Written by Arleen Atienza
A good foundation is crucial in starting any business and one of the pillars that keep a business stout and upright is a great business lawyer. As a business owner, you want to allot your focus and energy in running and growing the business while someone else is on top of understanding the legalities that surround the business. Just how crucial is it to have an attorney right at the very beginning of your business journey?
Almost every aspect of your business would call for an effective business attorney – from choosing the business type upon putting up the company, to writing contracts, resolving business claims and issues, and navigating mergers and acquisitions, to name a few. A common mistake businesses make is holding off hiring a business lawyer until they need one. Here are some of the aspects of a business in which a business lawyer plays an integral role.
- Preparing contracts with clients and suppliers. Business lawyers know how to make contracts iron-clad in order for all parties to be well-protected. When signing a contract for any reason, your attorney will be in charge of spotting issues and negotiate revisions to contracts with loopholes that can potentially put you in unnecessary liabilities in the future.
- Securing intellectual properties through trademark and copyright protection. While patents and copyrights are handled by intellectual property specialists, your business attorney can help you with these as they are part of legal networks. It would be an advantage if your business lawyer can also help you acquire patents and copyrights.
- Transacting with landlords and real estate sellers. In terms of dealing with properties, and this includes leasing and warehousing, a business lawyer can thoroughly review contracts and agreements to make sure that you are getting into a fair and legitimate deal with a seller. Your lawyer must have a standard “tenant’s addendum” that contains provisions in your favor, which can be included in the printed lease document.
- Knowing the tax consequences of your business transactions. You want to make sure that you do not encounter unnecessary tax liabilities while on business. While your accountant takes care of preparing and filing of taxes, having a business lawyer means you have somebody who knows how to register your business for both federal and state tax IDs, and understands the tax consequences of your business transactions.
Venues for Finding an Attorney

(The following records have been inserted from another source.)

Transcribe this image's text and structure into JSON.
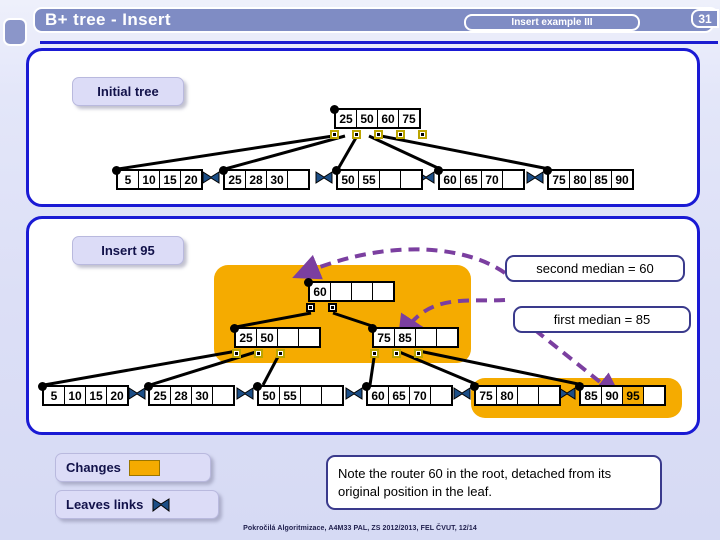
{
  "header": {
    "title": "B+ tree - Insert",
    "subtitle": "Insert example III",
    "page_number": "31"
  },
  "panels": {
    "initial": {
      "label": "Initial tree"
    },
    "insert": {
      "label": "Insert 95"
    }
  },
  "callouts": {
    "second_median": "second median = 60",
    "first_median": "first median = 85",
    "note": "Note the router 60 in the root, detached from its original position in the leaf."
  },
  "legend": {
    "changes_label": "Changes",
    "leaves_links_label": "Leaves links"
  },
  "footer": {
    "text": "Pokročilá Algoritmizace, A4M33 PAL, ZS 2012/2013, FEL ČVUT, 12/14"
  },
  "colors": {
    "accent_blue": "#1a1ad4",
    "header_blue": "#7f8cc4",
    "highlight_orange": "#f5ab00",
    "callout_border": "#3a3a8c",
    "arrow_purple": "#7b3fa0",
    "bowtie_blue": "#1c4e86",
    "label_lavender": "#dcdcf7"
  },
  "trees": {
    "initial": {
      "root": {
        "keys": [
          "25",
          "50",
          "60",
          "75"
        ],
        "empties": 0
      },
      "leaves": [
        {
          "keys": [
            "5",
            "10",
            "15",
            "20"
          ],
          "empties": 0
        },
        {
          "keys": [
            "25",
            "28",
            "30"
          ],
          "empties": 1
        },
        {
          "keys": [
            "50",
            "55"
          ],
          "empties": 2
        },
        {
          "keys": [
            "60",
            "65",
            "70"
          ],
          "empties": 1
        },
        {
          "keys": [
            "75",
            "80",
            "85",
            "90"
          ],
          "empties": 0
        }
      ]
    },
    "after_insert": {
      "root": {
        "keys": [
          "60"
        ],
        "empties": 3
      },
      "internal": [
        {
          "keys": [
            "25",
            "50"
          ],
          "empties": 2
        },
        {
          "keys": [
            "75",
            "85"
          ],
          "empties": 2
        }
      ],
      "leaves": [
        {
          "keys": [
            "5",
            "10",
            "15",
            "20"
          ],
          "empties": 0,
          "highlight": []
        },
        {
          "keys": [
            "25",
            "28",
            "30"
          ],
          "empties": 1,
          "highlight": []
        },
        {
          "keys": [
            "50",
            "55"
          ],
          "empties": 2,
          "highlight": []
        },
        {
          "keys": [
            "60",
            "65",
            "70"
          ],
          "empties": 1,
          "highlight": []
        },
        {
          "keys": [
            "75",
            "80"
          ],
          "empties": 2,
          "highlight": []
        },
        {
          "keys": [
            "85",
            "90",
            "95"
          ],
          "empties": 1,
          "highlight": [
            "95"
          ]
        }
      ]
    }
  }
}
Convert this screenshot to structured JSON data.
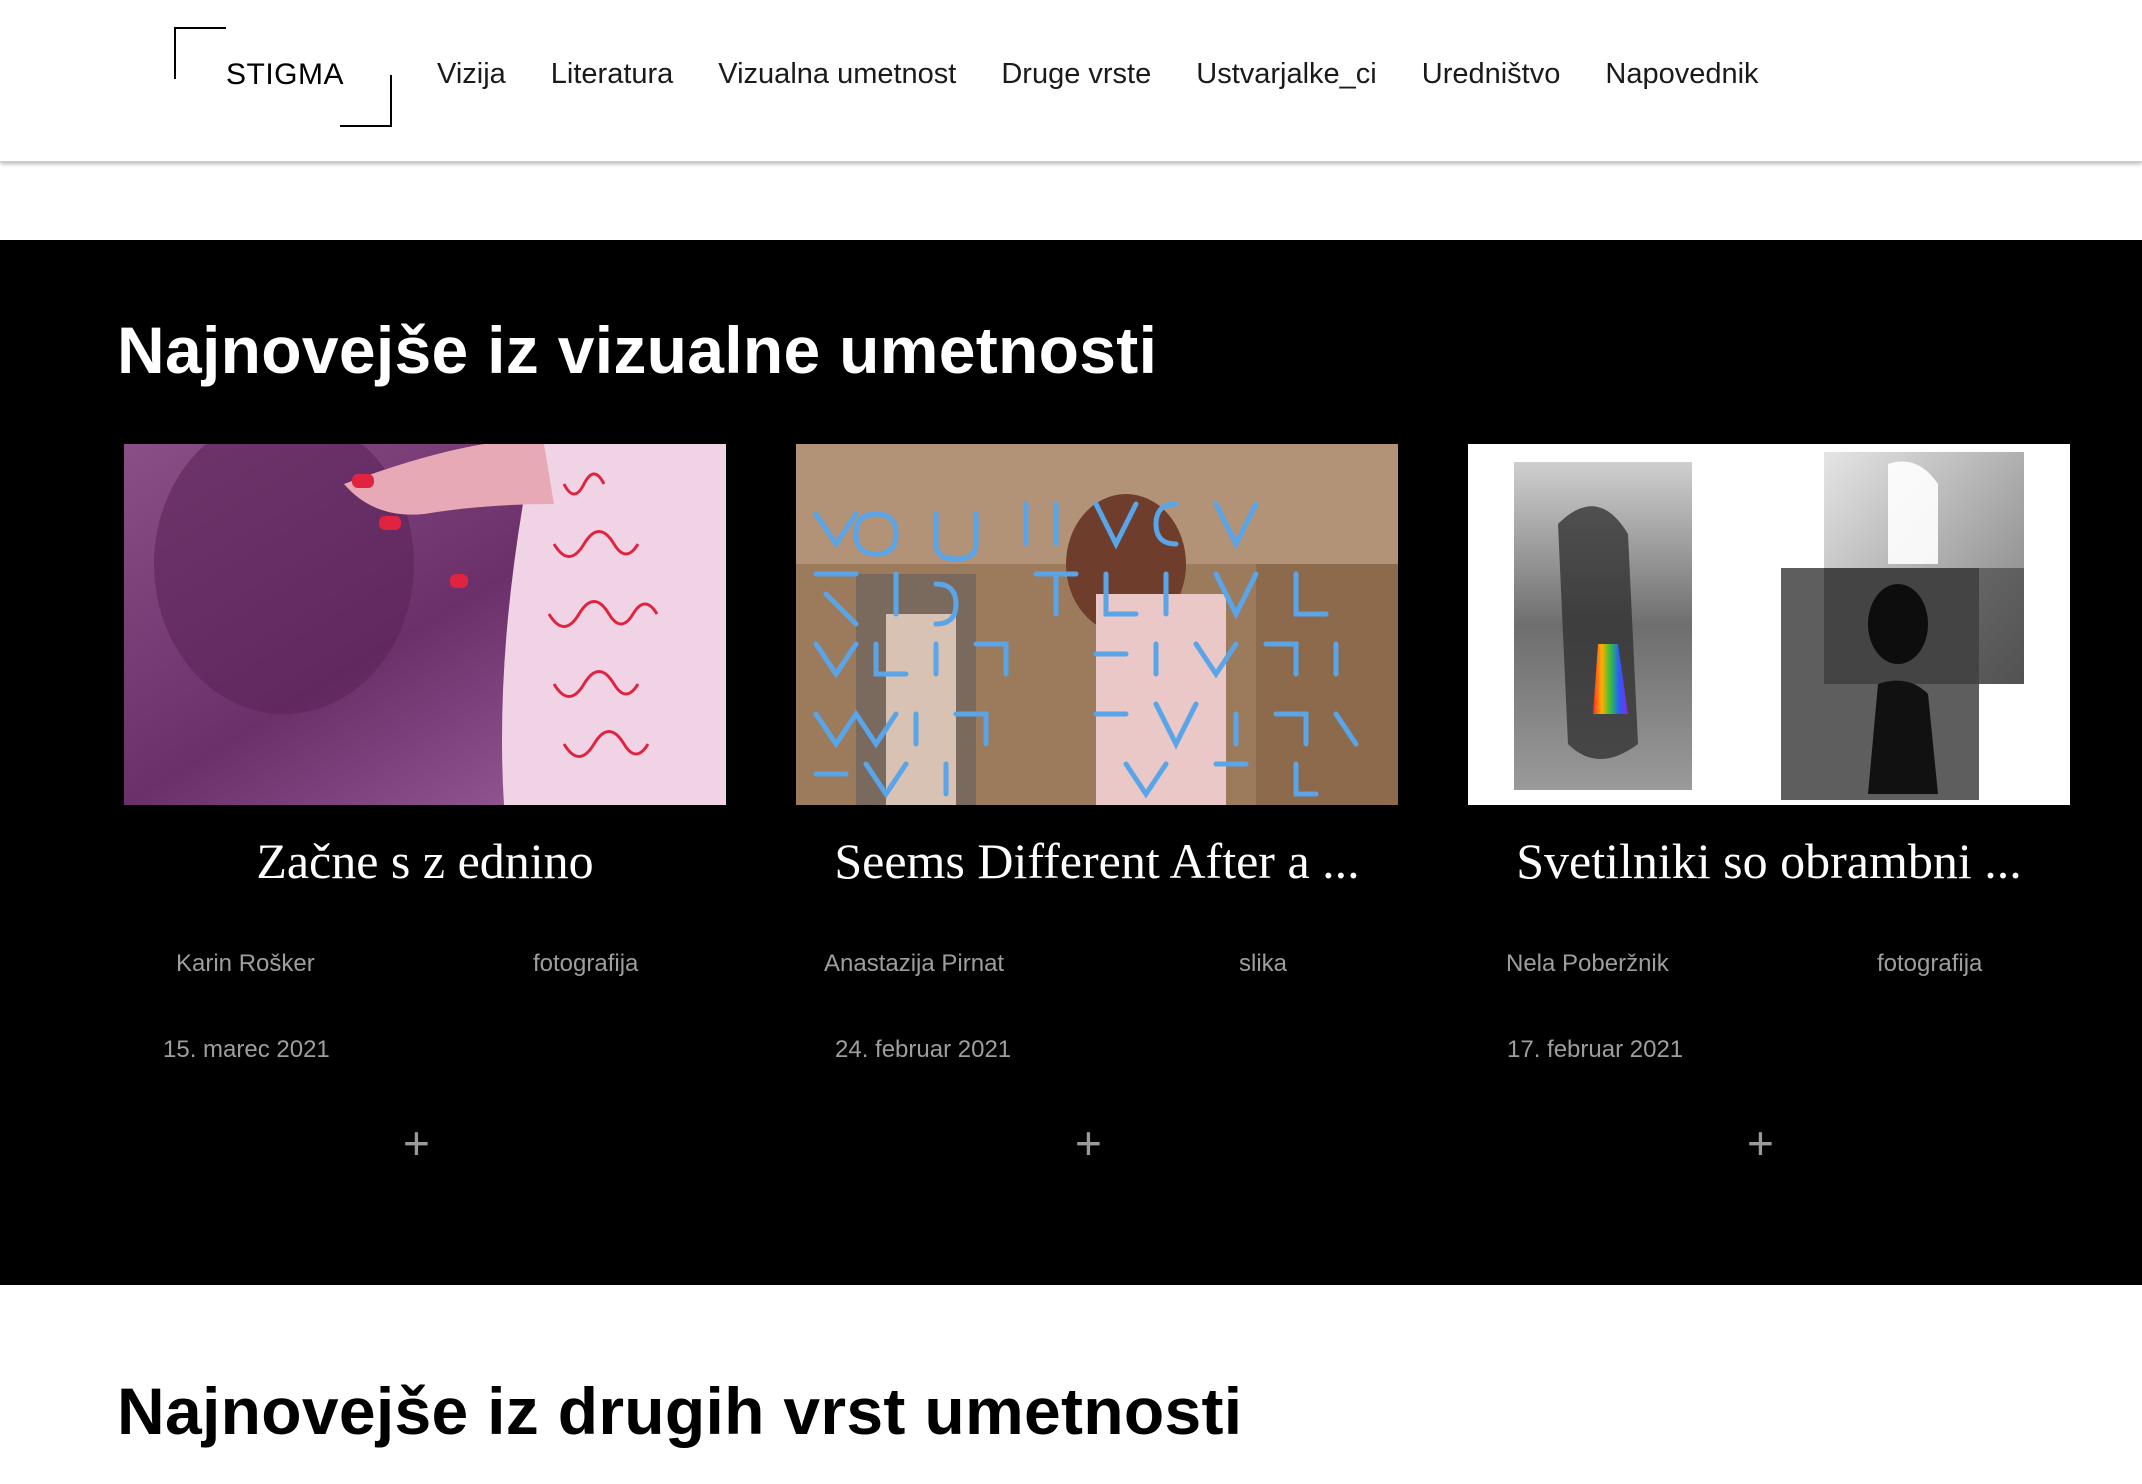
{
  "header": {
    "logo_text": "STIGMA",
    "nav": [
      "Vizija",
      "Literatura",
      "Vizualna umetnost",
      "Druge vrste",
      "Ustvarjalke_ci",
      "Uredništvo",
      "Napovednik"
    ]
  },
  "visual_section": {
    "title": "Najnovejše iz vizualne umetnosti",
    "cards": [
      {
        "title": "Začne s z ednino",
        "author": "Karin Rošker",
        "category": "fotografija",
        "date": "15. marec 2021",
        "plus": "+"
      },
      {
        "title": "Seems Different After a ...",
        "author": "Anastazija Pirnat",
        "category": "slika",
        "date": "24. februar 2021",
        "plus": "+"
      },
      {
        "title": "Svetilniki so obrambni ...",
        "author": "Nela Poberžnik",
        "category": "fotografija",
        "date": "17. februar 2021",
        "plus": "+"
      }
    ]
  },
  "other_section": {
    "title": "Najnovejše iz drugih vrst umetnosti"
  },
  "colors": {
    "dark_section_bg": "#000000",
    "meta_text": "#9e9e9e",
    "card_title": "#ffffff"
  }
}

In your search for a great business lawyer, make use of various resources. This will garner more options and give you the ability to make a valid judgement. There are many channels that you can utilize and here are some of them:
- Referrals. It is important to understand that every lawyer has their own strengths, and one way to gauge whether a lawyer is best fit for your particular problem is to seek the advice of people who have experienced the same. Find out who they hired at the time, and gather leads from there. However, relying solely on referrals might not give you reliable leads as the relationship between the business owner and lawyer will depend on how they respond to each other’s style and personality.
- Local Bar Association. A bar association is a professional organization of lawyers serving different purposes. Most bar associations make referrals based on specific areas of law, which can help you find a lawyer with the right expertise and area concentration. However, there are services that make referrals without concern for the lawyer’s level of experience. Seek out referral services that work under programs certified by the American Bar Association.
- Online Services. Sites such as Upcounsel can aid in finding and connecting with top-rated business attorneys who can provide a wide array of business law services for startups and large businesses alike.
Hiring a business lawyer is a major investment for any business, which is why optimal sourcing techniques are very crucial in this process. Not finding the right lawyer for your business will cost you money, and can potentially lead to long-term consequences for your company. Watch out for these red flags when making a decision:
- The lawyer is not well-versed in the language of your business. In order to properly represent you, your business lawyer must speak your language and understand the field in which you are operating.
- The lawyer is learning on the job. Your business should not be your lawyer’s on-the-job training. If you see that the lawyer is doing something completely new to him, he may not be the best candidate to represent your business.
- The lawyer comes up with extra costs. Hiring a business lawyer should be a well-calculated move, and needless to say, it should be cost-effective. Surprise and extra costs must always be kept to a minimum.
Choosing an Attorney
After exhausting your resources to find the right business lawyer and coming up with a short list of candidates, it is time set up interviews. In your initial meeting, be ready and upfront in describing your business and your legal needs. Make sure to express that you are interested in building a long-term relationship. Take careful notes of what the lawyer says and does during the interview, and pay attention to these aspects:
- Experience. Begin by asking how long they have been practicing law and their areas of expertise. Assess whether their expertise is aligned with the needs of your business.
- Ability to communicate. It is crucial that you and your business lawyer have rapport, and you can gauge this as early as your initial interview. Your lawyer must be able to express himself clearly, without the use of too much jargon or legalese.
- Availability. Ask the best way to reach him and how quickly he responds to phone calls or emails. Will he be available after business hours? This is crucial in your working relationship.
- References. Ask the history of business and cases he had handled in the past, and see if they are similar with yours. You can also ask for a list of clients you can contact to ask about his competence, service, and fees.
- Fees. Ask about his rate and the payment terms – flat, hourly, capped, etc. It is important to get this information as you can use it when you compare your candidates. However, do not decide based on the rate alone. The lowest rate may not be indicative of quality work.